Despite the emotions, Gonzalez-Miranda said he tried his best to accept the situation for what it was and take it in stride. 

“Life on the inside really just depends on you and how you take it,” he said. 

While at the Yuba County Jail, Gonzalez-Miranda said he met many interesting people. But he also realized that forming relationships with other detainees was difficult because of the rate at which they would move in and out of the jail. 

“Any space where you’re with people for a long period of time allows for bonding, it reminded me of elementary school,” Gozalez-Miranda said. “You can see people connecting in a profound way, and then the next day, they leave. And then everything resets like nothing happened.”

PRIDE Program Specialist at ARC Alejandra Garcia has known Gonzalez-Miranda for a few years, and visited Gonzalez-Miranda while he was in detainment. Garcia said that the experience of visiting their friend at the Yuba County Jail was a shocking one.

“You walk in and you see all the other families, families of color, waiting to see their loved ones,” Garcia said. “When I went to see Miguel, he had to sit behind a window. I couldn’t even shake his hand or give him a hug.”

Garcia said that they could feel dreadful energy by just walking in the detention center.

“The energy that you could feel in that place, the pain, the sorrow, it was very strong,” Garcia said. “[These are people] who are doing a very human thing: migrating.”

Garcia said they believe that the way immigrants are being treated today is a contradiction to what this country was built on. 

“When you think about the things that immigrants go through today, how people are rounded up and torn away from their families, it just seems to counter to the narrative that [the United States] is supposed to be a place made up of people who have migrated from all over the planet,” Garcia said. 

But while Garcia could see the pain in their friend’s eyes when seeing him behind the glass and talking to him through the phone, Gonzalez-Miranda has managed to make the best of such a traumatic experience. He said he used his time at Yuba County Jail as inspiration for his future artwork.

“Just being [at the detention center] allows for a little introspection, time to reflect on yourself, etc.,” Gonzalez-Miranda said. “It’s not something that I would have liked to have been a part of, but in some ways it served a purpose and allowed a space for reflection and give me a chance to work on things that I wouldn’t have been able to do. That aspect created a lot of ideas.”

Garcia and Gonzalez-Miranda have both been active with extracurricular activities on campus and have known each other for a few years.

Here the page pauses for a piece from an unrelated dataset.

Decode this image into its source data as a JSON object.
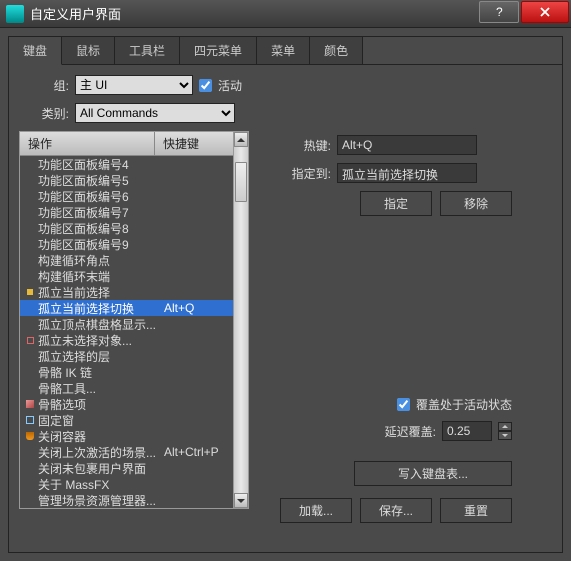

Garcia said the way Gonzalez-Miranda used his time at Yuba County to inspire his art and himself accurately represents the person that they have known for all those years.

“When I went visited him and made eye contact with him for the first time, he smiled and waved,” Garcia said. “His energy was still the same Miguel that I’ve always known and I feel like that’s very much a testament to the resiliency and the power of his spirit.”